[Component data from apps and pages]
::::::
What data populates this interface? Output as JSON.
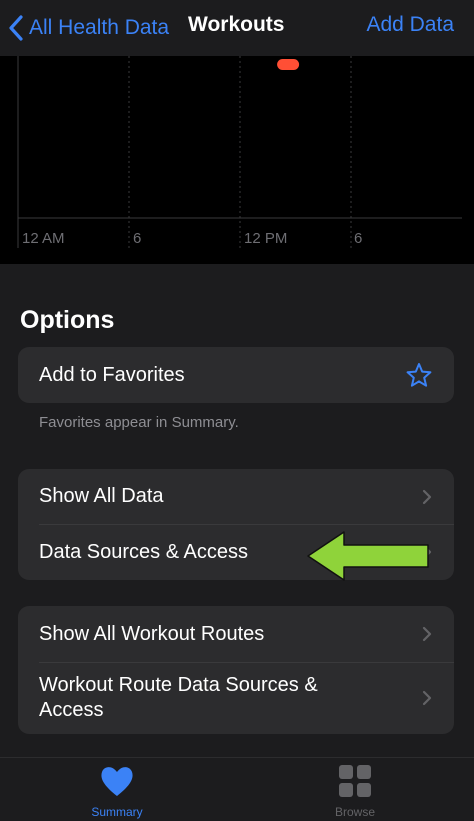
{
  "nav": {
    "back_label": "All Health Data",
    "title": "Workouts",
    "action_label": "Add Data"
  },
  "chart_data": {
    "type": "scatter",
    "x_ticks": [
      "12 AM",
      "6",
      "12 PM",
      "6"
    ],
    "points": [
      {
        "x_hour": 14.6,
        "label": "workout"
      }
    ],
    "accent_color": "#ff4f35"
  },
  "options": {
    "title": "Options",
    "favorites_label": "Add to Favorites",
    "favorites_note": "Favorites appear in Summary.",
    "group1": [
      "Show All Data",
      "Data Sources & Access"
    ],
    "group2": [
      "Show All Workout Routes",
      "Workout Route Data Sources & Access"
    ]
  },
  "tabs": {
    "summary": "Summary",
    "browse": "Browse"
  },
  "colors": {
    "accent": "#3b82f6",
    "annotation_arrow": "#8fd33a"
  }
}
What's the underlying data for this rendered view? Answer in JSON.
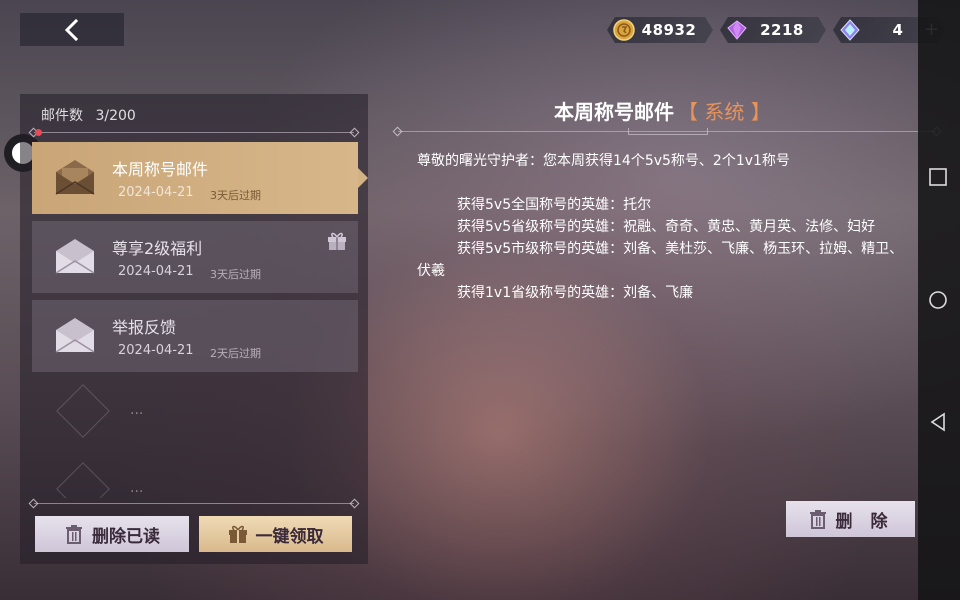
{
  "currencies": [
    {
      "name": "gold-coin",
      "value": "48932",
      "color": "#d9a440"
    },
    {
      "name": "purple-gem",
      "value": "2218",
      "color": "#b060e0"
    },
    {
      "name": "star-crystal",
      "value": "4",
      "color": "#9080f0"
    }
  ],
  "mail_list": {
    "count_label": "邮件数",
    "count_value": "3/200",
    "items": [
      {
        "title": "本周称号邮件",
        "date": "2024-04-21",
        "expiry": "3天后过期",
        "selected": true,
        "has_gift": false
      },
      {
        "title": "尊享2级福利",
        "date": "2024-04-21",
        "expiry": "3天后过期",
        "selected": false,
        "has_gift": true
      },
      {
        "title": "举报反馈",
        "date": "2024-04-21",
        "expiry": "2天后过期",
        "selected": false,
        "has_gift": false
      }
    ],
    "placeholder_text": "..."
  },
  "buttons": {
    "delete_read": "删除已读",
    "claim_all": "一键领取",
    "delete": "删 除"
  },
  "mail_detail": {
    "title": "本周称号邮件",
    "tag": "【 系统 】",
    "lines": [
      "尊敬的曙光守护者：您本周获得14个5v5称号、2个1v1称号",
      "获得5v5全国称号的英雄：托尔",
      "获得5v5省级称号的英雄：祝融、奇奇、黄忠、黄月英、法修、妇好",
      "获得5v5市级称号的英雄：刘备、美杜莎、飞廉、杨玉环、拉姆、精卫、伏羲",
      "获得1v1省级称号的英雄：刘备、飞廉"
    ]
  }
}
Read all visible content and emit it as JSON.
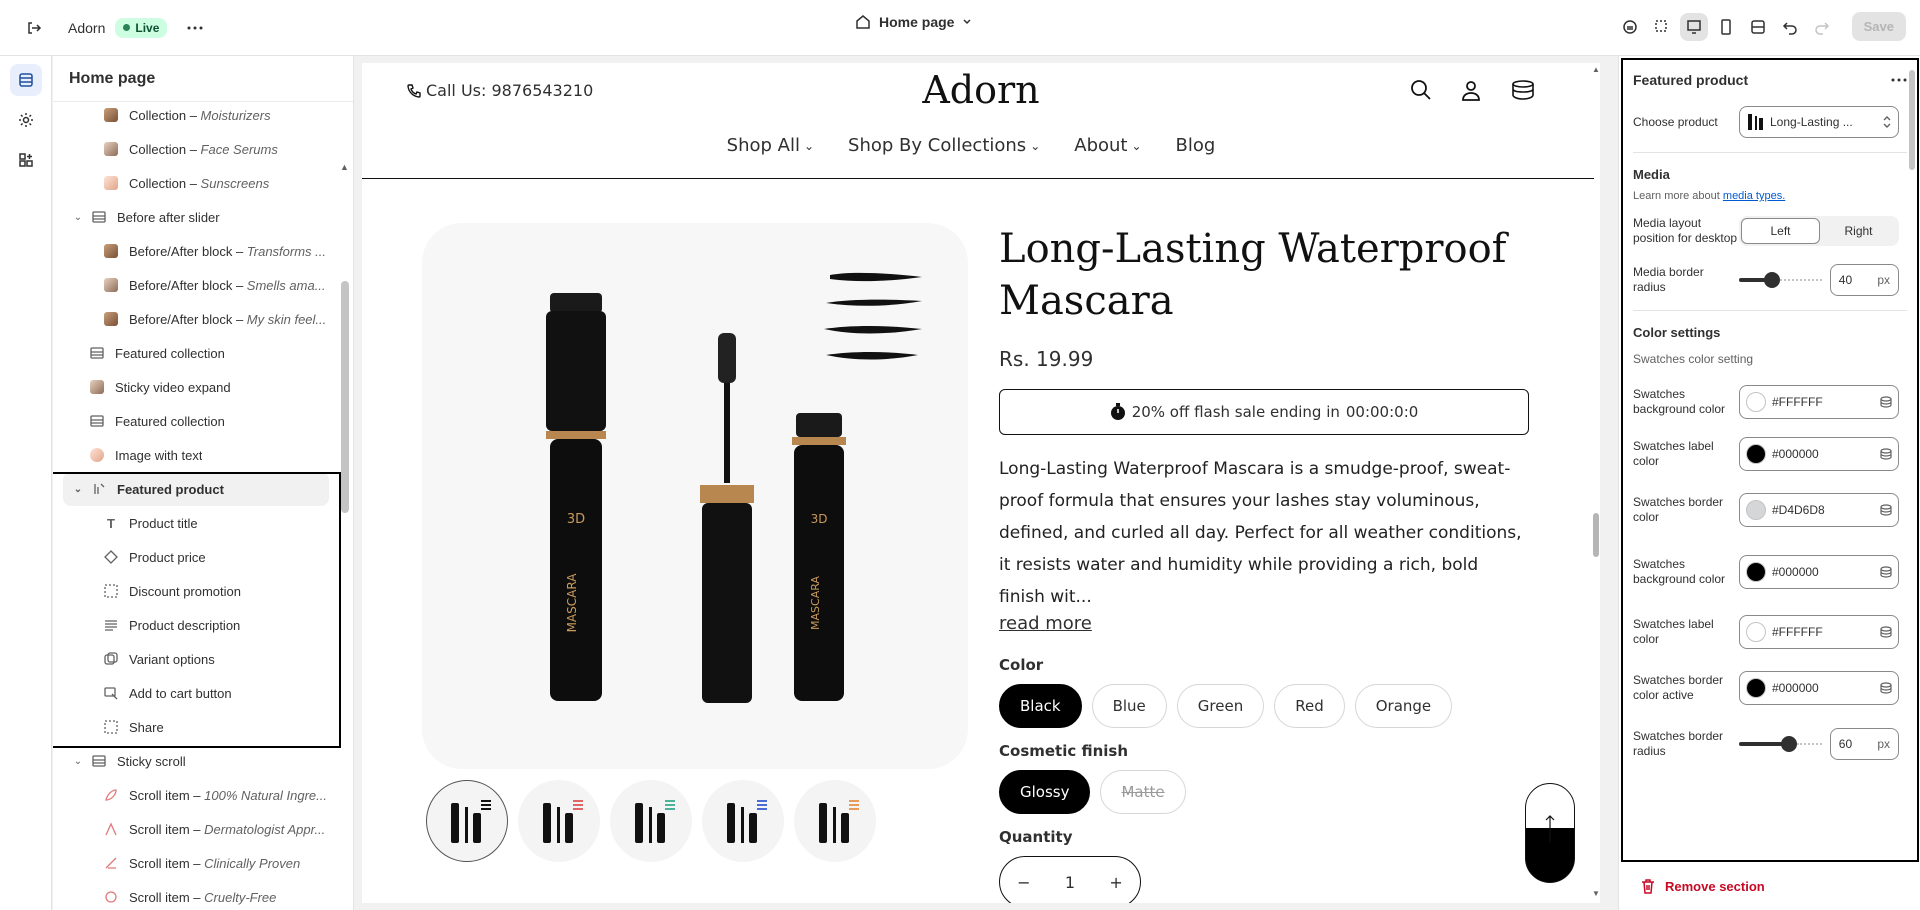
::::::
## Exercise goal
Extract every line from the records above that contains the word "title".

## Written answer
    "title": "Workouts",
    "title": "Options",
        "title": "本周称号邮件",
        "title": "尊享2级福利",
        "title": "举报反馈",
    "title": "本周称号邮件",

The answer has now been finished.